> TASK DIRECTIONS
In the records, find each line where "only" occurs, and copy it.

> AVAILABLE DATA
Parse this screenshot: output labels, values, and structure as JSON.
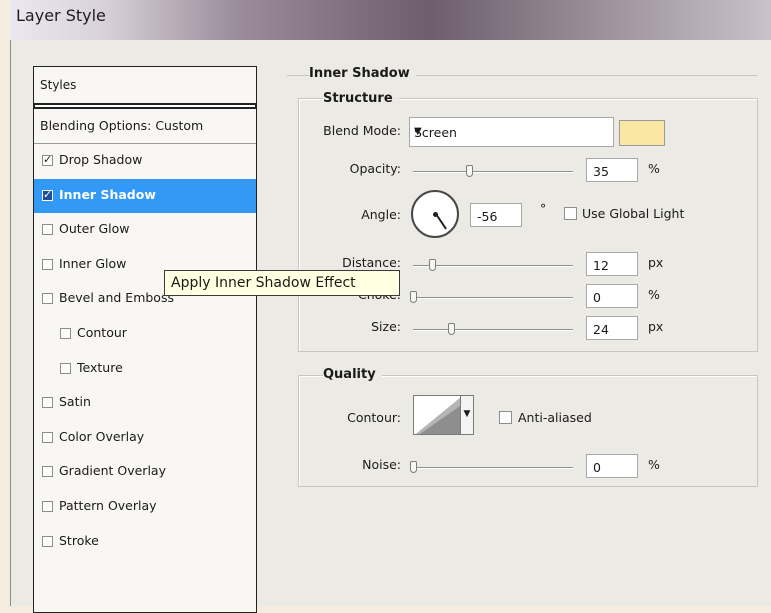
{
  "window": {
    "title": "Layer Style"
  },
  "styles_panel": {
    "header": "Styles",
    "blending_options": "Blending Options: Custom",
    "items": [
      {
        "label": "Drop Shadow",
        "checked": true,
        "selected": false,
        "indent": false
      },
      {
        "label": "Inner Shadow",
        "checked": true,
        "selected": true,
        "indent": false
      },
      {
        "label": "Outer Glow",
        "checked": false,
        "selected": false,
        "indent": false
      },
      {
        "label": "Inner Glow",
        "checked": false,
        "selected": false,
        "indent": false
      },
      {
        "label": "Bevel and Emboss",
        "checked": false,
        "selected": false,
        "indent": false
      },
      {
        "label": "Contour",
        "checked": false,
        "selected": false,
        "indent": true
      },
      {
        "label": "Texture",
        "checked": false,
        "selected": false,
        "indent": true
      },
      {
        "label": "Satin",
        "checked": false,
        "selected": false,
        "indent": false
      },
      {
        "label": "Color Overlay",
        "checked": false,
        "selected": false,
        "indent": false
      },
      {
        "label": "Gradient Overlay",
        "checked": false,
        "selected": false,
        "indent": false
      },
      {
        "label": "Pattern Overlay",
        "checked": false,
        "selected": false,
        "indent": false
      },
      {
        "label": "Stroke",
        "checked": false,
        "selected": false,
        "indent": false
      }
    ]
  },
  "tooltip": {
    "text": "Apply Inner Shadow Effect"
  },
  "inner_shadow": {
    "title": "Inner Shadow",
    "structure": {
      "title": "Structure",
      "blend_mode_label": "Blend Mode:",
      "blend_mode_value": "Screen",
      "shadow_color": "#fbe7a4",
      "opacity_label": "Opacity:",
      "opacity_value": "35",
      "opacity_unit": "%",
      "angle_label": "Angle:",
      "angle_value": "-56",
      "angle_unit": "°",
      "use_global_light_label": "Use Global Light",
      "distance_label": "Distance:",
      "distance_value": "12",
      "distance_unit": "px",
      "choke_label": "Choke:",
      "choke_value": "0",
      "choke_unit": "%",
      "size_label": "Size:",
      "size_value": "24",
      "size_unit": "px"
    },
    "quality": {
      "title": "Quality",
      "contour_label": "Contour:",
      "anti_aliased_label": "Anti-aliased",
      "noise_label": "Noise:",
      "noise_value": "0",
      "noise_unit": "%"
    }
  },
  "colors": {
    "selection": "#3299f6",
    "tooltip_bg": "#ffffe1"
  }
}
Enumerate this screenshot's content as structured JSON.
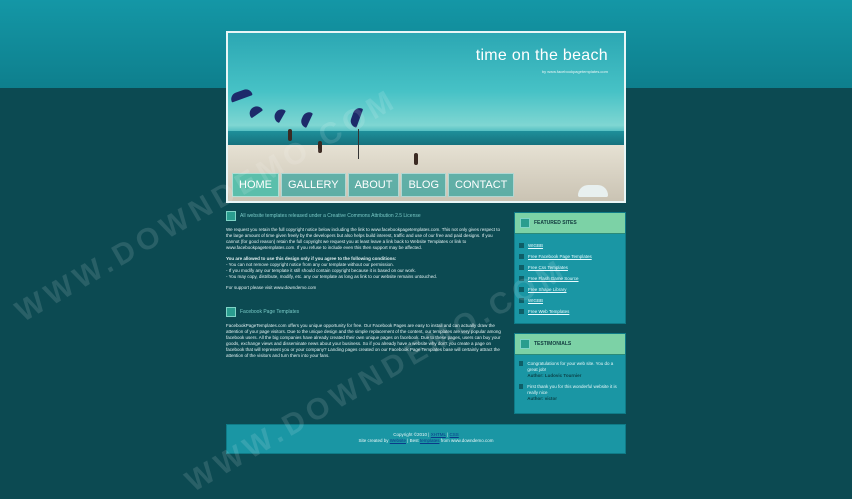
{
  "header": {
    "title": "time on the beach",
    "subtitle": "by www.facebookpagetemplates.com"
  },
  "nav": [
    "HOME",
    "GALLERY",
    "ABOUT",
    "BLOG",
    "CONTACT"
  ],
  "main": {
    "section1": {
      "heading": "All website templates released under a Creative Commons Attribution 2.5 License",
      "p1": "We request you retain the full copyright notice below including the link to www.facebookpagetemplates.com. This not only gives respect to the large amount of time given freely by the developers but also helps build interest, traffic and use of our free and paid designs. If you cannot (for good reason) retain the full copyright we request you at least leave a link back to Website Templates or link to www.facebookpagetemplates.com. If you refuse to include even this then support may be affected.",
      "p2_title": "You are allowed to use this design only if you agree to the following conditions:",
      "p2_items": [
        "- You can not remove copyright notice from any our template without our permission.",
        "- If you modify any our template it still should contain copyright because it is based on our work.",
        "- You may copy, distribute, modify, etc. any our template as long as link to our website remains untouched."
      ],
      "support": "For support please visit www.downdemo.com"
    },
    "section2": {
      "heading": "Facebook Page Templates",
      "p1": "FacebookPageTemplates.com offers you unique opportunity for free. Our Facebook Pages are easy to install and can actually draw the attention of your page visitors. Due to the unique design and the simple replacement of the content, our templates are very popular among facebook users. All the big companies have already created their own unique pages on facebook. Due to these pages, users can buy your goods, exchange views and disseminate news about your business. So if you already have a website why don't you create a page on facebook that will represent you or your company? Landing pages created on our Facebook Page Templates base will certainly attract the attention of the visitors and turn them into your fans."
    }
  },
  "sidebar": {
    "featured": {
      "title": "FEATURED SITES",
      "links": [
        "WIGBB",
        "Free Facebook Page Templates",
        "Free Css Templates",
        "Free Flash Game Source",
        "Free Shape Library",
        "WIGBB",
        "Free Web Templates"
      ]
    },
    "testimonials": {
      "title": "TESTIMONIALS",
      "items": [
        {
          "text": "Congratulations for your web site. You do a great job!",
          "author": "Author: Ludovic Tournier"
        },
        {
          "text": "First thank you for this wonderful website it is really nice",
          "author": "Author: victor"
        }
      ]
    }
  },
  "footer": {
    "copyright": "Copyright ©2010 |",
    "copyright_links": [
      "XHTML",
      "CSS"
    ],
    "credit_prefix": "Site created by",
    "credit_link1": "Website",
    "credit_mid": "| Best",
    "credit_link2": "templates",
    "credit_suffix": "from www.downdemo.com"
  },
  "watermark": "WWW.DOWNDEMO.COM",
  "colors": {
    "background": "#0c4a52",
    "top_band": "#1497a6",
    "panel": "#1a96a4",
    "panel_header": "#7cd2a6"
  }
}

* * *

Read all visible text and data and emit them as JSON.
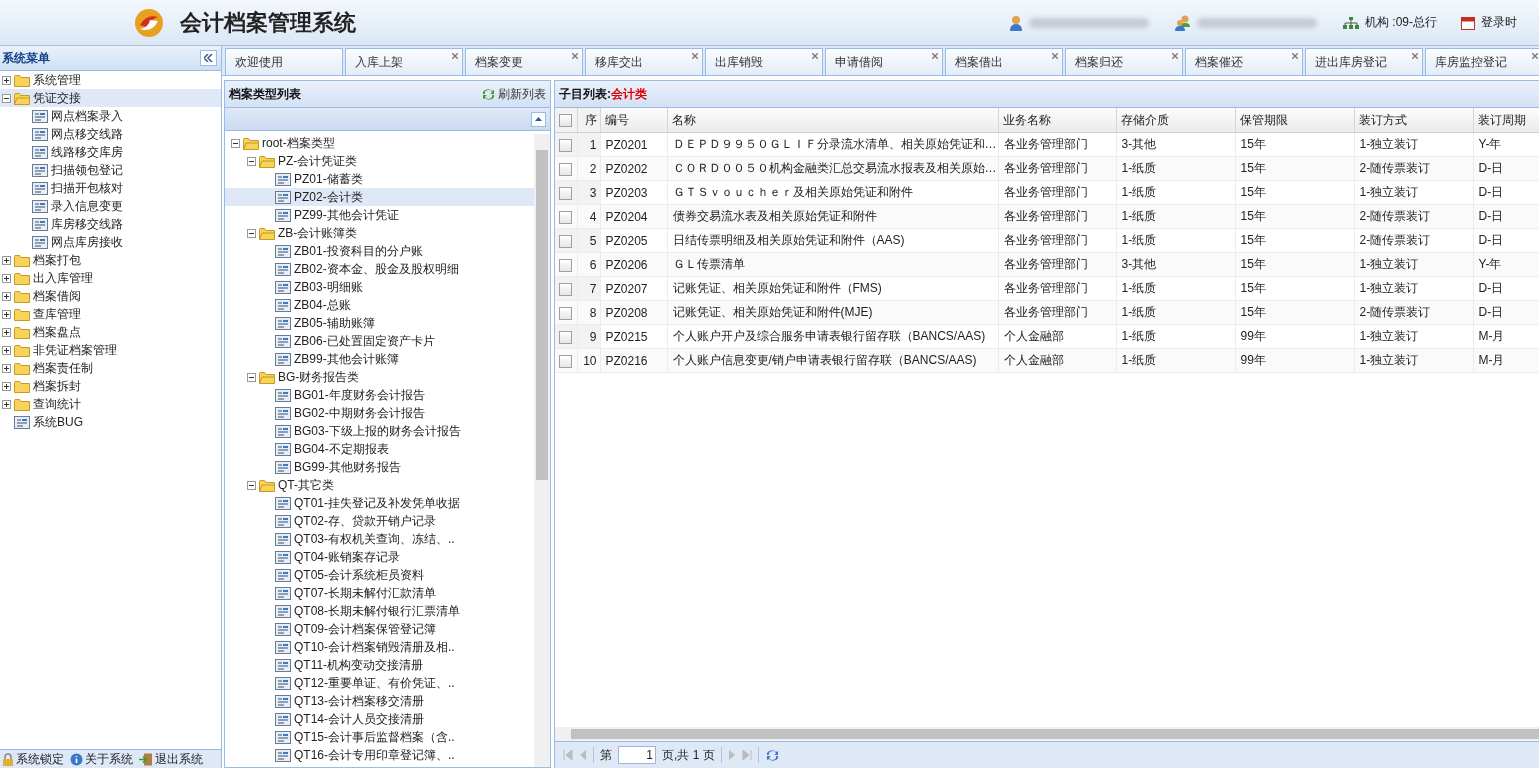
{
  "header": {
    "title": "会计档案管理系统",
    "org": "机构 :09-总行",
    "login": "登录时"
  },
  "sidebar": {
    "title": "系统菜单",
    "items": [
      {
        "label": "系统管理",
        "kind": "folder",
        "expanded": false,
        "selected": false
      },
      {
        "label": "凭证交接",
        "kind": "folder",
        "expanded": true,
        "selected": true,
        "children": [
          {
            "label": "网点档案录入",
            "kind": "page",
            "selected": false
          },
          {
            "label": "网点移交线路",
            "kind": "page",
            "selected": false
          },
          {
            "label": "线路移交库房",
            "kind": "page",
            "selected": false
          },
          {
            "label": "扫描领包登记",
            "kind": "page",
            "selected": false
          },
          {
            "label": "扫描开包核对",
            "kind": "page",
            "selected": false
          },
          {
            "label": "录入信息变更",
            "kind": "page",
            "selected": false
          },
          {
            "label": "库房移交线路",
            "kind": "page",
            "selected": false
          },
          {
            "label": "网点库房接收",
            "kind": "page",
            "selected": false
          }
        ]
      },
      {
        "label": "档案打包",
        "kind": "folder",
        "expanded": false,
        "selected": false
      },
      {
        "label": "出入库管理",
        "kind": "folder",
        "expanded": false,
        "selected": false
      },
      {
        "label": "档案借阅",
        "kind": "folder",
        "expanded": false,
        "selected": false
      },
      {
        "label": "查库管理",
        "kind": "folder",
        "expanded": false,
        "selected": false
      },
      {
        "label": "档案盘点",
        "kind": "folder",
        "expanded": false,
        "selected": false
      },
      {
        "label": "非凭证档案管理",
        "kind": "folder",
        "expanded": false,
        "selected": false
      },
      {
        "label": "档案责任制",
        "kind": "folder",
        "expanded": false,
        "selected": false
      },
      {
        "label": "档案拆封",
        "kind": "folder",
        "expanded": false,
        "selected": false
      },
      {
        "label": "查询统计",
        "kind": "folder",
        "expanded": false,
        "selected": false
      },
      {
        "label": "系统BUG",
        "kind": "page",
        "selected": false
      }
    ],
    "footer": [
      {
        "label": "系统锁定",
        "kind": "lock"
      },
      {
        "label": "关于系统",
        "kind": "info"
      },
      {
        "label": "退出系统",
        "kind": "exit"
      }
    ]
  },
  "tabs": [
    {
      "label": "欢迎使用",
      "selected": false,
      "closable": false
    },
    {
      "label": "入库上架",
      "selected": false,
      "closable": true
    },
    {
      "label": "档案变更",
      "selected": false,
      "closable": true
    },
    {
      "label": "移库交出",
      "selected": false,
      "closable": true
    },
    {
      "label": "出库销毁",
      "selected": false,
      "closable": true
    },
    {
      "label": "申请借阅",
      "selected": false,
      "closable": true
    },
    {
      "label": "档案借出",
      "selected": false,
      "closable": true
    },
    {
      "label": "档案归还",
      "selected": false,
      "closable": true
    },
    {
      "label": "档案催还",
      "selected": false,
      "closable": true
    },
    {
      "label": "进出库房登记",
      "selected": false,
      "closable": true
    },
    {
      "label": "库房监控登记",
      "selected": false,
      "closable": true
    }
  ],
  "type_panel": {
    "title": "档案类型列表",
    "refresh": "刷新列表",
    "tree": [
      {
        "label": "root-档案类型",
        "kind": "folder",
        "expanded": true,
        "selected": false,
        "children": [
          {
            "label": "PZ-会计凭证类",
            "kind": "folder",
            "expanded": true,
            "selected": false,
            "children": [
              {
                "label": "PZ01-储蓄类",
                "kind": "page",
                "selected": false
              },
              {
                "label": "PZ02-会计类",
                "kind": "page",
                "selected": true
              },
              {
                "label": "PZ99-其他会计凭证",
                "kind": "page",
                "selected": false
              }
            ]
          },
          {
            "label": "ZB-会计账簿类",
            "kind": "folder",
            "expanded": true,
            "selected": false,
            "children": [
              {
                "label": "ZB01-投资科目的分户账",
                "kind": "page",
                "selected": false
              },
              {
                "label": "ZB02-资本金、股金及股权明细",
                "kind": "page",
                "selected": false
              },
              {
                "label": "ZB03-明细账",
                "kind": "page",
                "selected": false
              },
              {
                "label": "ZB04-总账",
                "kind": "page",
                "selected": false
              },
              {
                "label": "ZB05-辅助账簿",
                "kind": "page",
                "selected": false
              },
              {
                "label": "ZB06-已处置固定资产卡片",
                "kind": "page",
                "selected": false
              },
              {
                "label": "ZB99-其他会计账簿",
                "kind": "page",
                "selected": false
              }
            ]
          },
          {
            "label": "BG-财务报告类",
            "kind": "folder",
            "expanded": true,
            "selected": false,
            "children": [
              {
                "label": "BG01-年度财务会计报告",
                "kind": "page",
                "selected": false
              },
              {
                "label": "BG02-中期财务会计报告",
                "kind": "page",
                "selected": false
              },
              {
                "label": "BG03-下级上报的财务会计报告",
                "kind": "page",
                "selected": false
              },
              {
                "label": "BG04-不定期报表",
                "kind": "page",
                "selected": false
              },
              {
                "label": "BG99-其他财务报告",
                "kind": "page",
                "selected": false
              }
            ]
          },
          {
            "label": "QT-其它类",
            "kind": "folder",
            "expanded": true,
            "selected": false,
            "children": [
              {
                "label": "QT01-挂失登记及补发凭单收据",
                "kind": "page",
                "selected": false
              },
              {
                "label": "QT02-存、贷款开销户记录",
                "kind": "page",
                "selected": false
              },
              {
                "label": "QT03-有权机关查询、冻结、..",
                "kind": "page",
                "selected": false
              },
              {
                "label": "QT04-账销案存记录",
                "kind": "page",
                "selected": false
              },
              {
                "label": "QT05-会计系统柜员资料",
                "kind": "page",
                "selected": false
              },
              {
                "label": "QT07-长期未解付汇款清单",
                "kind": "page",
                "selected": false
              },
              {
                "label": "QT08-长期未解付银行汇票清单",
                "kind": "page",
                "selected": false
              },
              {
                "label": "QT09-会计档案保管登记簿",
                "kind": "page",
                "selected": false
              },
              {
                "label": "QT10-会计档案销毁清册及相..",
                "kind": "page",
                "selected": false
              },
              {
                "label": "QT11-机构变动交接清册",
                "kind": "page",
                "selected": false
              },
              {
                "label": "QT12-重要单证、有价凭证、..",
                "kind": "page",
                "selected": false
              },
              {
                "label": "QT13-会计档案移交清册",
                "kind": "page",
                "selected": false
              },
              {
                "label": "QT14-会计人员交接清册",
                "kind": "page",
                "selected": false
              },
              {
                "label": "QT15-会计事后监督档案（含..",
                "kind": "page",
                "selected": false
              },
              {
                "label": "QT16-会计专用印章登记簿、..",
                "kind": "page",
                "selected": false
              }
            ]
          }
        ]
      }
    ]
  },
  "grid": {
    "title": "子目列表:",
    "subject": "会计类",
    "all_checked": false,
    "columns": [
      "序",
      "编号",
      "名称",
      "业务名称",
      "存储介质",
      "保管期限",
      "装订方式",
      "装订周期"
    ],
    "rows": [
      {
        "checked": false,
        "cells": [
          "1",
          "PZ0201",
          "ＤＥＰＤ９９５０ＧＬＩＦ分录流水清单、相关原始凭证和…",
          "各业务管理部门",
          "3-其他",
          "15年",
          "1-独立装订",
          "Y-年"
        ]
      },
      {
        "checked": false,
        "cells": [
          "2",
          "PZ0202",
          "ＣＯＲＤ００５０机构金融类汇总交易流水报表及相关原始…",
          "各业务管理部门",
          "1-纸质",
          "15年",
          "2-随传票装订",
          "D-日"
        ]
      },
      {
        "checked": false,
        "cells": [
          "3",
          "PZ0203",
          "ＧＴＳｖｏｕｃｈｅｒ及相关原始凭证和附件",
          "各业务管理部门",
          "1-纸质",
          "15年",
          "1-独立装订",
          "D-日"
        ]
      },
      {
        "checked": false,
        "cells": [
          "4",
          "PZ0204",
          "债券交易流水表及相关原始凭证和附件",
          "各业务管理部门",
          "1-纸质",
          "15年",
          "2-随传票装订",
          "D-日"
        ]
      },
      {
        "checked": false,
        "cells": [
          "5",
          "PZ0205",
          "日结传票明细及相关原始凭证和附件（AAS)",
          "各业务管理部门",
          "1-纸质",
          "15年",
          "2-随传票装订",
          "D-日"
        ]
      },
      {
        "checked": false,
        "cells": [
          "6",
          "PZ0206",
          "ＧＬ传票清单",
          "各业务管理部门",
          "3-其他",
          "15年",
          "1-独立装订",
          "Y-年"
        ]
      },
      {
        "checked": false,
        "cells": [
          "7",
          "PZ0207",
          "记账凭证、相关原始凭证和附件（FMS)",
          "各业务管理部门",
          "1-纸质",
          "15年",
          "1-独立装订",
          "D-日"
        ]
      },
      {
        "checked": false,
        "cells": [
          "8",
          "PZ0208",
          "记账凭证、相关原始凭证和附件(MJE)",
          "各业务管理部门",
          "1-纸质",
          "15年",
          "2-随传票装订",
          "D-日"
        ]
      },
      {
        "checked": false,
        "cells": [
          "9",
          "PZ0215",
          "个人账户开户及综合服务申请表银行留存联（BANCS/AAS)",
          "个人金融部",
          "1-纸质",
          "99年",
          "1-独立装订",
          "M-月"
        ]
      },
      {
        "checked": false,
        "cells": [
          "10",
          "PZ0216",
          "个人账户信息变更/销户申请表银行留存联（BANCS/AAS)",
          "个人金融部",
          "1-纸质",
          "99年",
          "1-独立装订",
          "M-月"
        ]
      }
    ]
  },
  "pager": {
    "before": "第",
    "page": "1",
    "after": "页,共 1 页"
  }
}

> THE ANSWER
      "p1": "We request you retain the full copyright notice below including the link to www.facebookpagetemplates.com. This not only gives respect to the large amount of time given freely by the developers but also helps build interest, traffic and use of our free and paid designs. If you cannot (for good reason) retain the full copyright we request you at least leave a link back to Website Templates or link to www.facebookpagetemplates.com. If you refuse to include even this then support may be affected.",
      "p2_title": "You are allowed to use this design only if you agree to the following conditions:",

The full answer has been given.